So the eugenics genie is now once again out of the bottle. In academia, the word ‘eugenics’ may be controversial but the idea is not. To Professor Julian Savulescu, former editor and current board member of the Journal of Medical Ethics, the ability to apply ‘rational design’ to humanity, through gene editing, offers a chance to improve the human stock — one baby at a time. “When it comes to screening out personality flaws such as potential alcoholism, psychopathy and disposition to violence,” he said, “you could argue that people have a moral obligation to select ethically better children”. Francis Galton could not have put it better himself.
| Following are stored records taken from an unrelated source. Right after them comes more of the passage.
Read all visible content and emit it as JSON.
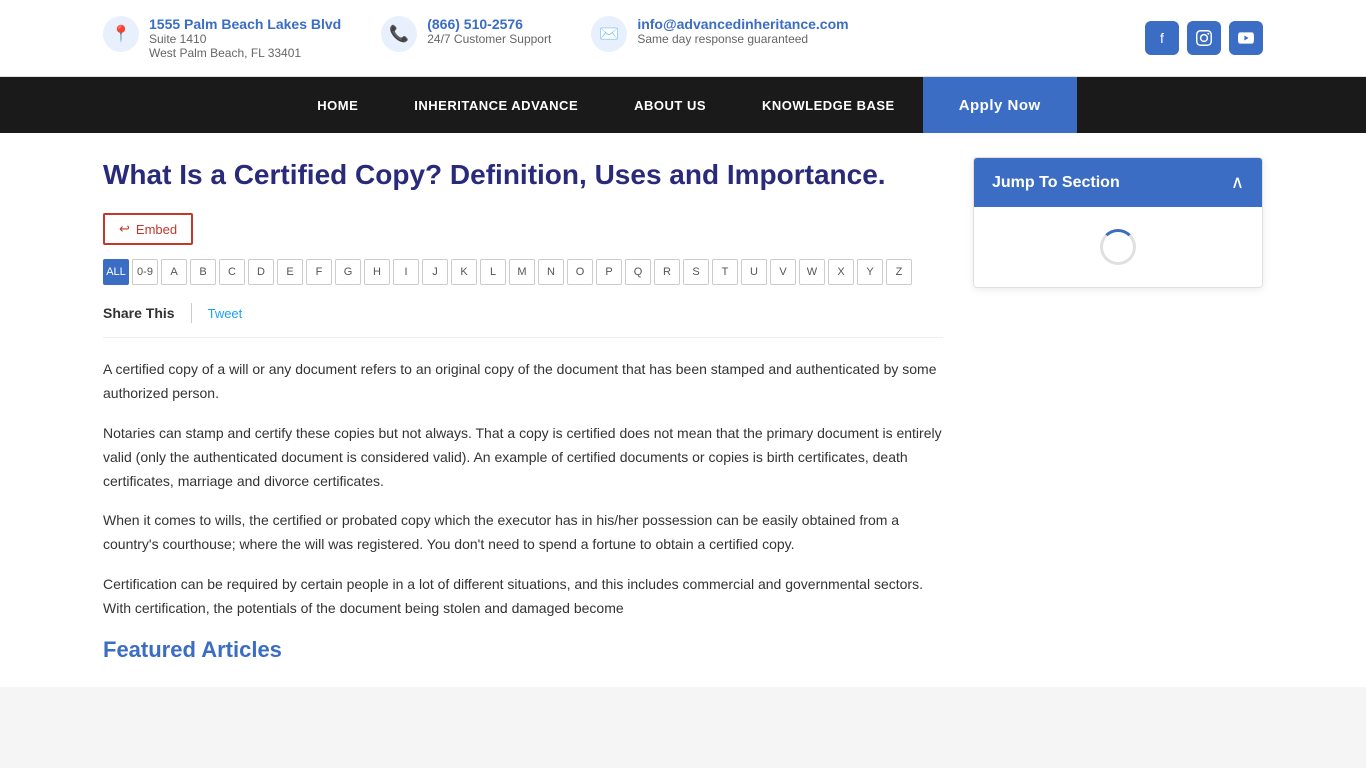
{
  "header": {
    "address": {
      "line1": "1555 Palm Beach Lakes Blvd",
      "line2": "Suite 1410",
      "line3": "West Palm Beach, FL 33401"
    },
    "phone": {
      "number": "(866) 510-2576",
      "support": "24/7 Customer Support"
    },
    "email": {
      "address": "info@advancedinheritance.com",
      "note": "Same day response guaranteed"
    },
    "social": {
      "facebook": "f",
      "instagram": "📷",
      "youtube": "▶"
    }
  },
  "nav": {
    "items": [
      {
        "label": "HOME",
        "id": "home"
      },
      {
        "label": "INHERITANCE ADVANCE",
        "id": "inheritance-advance"
      },
      {
        "label": "ABOUT US",
        "id": "about-us"
      },
      {
        "label": "KNOWLEDGE BASE",
        "id": "knowledge-base"
      }
    ],
    "cta": "Apply Now"
  },
  "page": {
    "title": "What Is a Certified Copy? Definition, Uses and Importance.",
    "embed_label": "Embed",
    "share_label": "Share This",
    "tweet_label": "Tweet",
    "alphabet": [
      "ALL",
      "0-9",
      "A",
      "B",
      "C",
      "D",
      "E",
      "F",
      "G",
      "H",
      "I",
      "J",
      "K",
      "L",
      "M",
      "N",
      "O",
      "P",
      "Q",
      "R",
      "S",
      "T",
      "U",
      "V",
      "W",
      "X",
      "Y",
      "Z"
    ],
    "paragraphs": [
      "A  certified copy of a will or any document refers to an original copy of the document that has been stamped and authenticated by some authorized person.",
      "Notaries can stamp and certify these copies but not always. That a copy is certified does not mean that the primary document is entirely valid (only the authenticated document is considered valid).  An example of certified documents or copies is birth certificates, death certificates, marriage and divorce certificates.",
      "When it comes to wills, the certified or probated copy which the executor has in his/her possession can be easily obtained from a country's courthouse; where the will was registered. You don't need to spend a fortune to obtain a certified copy.",
      "Certification can be required by certain people in a lot of different situations, and this includes commercial and governmental sectors. With certification, the potentials of the document being stolen and damaged become"
    ],
    "featured_heading": "Featured Articles"
  },
  "sidebar": {
    "jump_to_section": "Jump To Section"
  }
}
Meanwhile, the scientific pursuit of “ethically better children” is advancing rapidly. Since Louise Brown was conceived in a laboratory 40 years ago — the world’s first IVF baby — the treatment has become mainstream, and between 1991 and 2016, there were more than 1,100,000 treatment cycles in UK licensed clinics. Developments in IVF mean that, today, several embryos can be fertilised and screened for diseases, with the winner implanted in the uterus.

It is, however, the genetic modification of human embryos that causes most concern. But here, and at each point in the new eugenics, advocates will argue: where is the moral problem? There are no deaths, no sterilisations, no abortions: just a scientifically guided conception. This is all about the potential avoidance of disease and the benefit of humanity. So who could possibly complain?

Well, I can, for one. If you are using science to choose the most favourable genes to hand down to your children, that is the application of eugenics. This is just the latest example of humans acquiring God-like powers without the God-like wisdom to know how to use them properly. And the idea of consumer eugenics is already with us: sperm banks claim that they screen for everything from autism to red hair and in India, women desperate for a boy will pay for ante-natal screening to identify – and abort – girls.  One can imagine a future situation in which parents who do not go in for genetic modification of their offspring will be labelled anti-social, rather like those parents who choose not to vaccinate their children today.

We have opened the door to an era of high-tech consumer eugenics, with affluent parents choosing the best qualities for their offspring and creating a new form of genetically modified human being. Once again the idea of perfecting humanity through eugenics is back, and once again it is coming with the assumption that the processes involved are limited to chemical, physical and biological ones and with no awareness or recognition of the spiritual dimension. This is not going to end well.


Filed under Eugenics, Learning Disabilities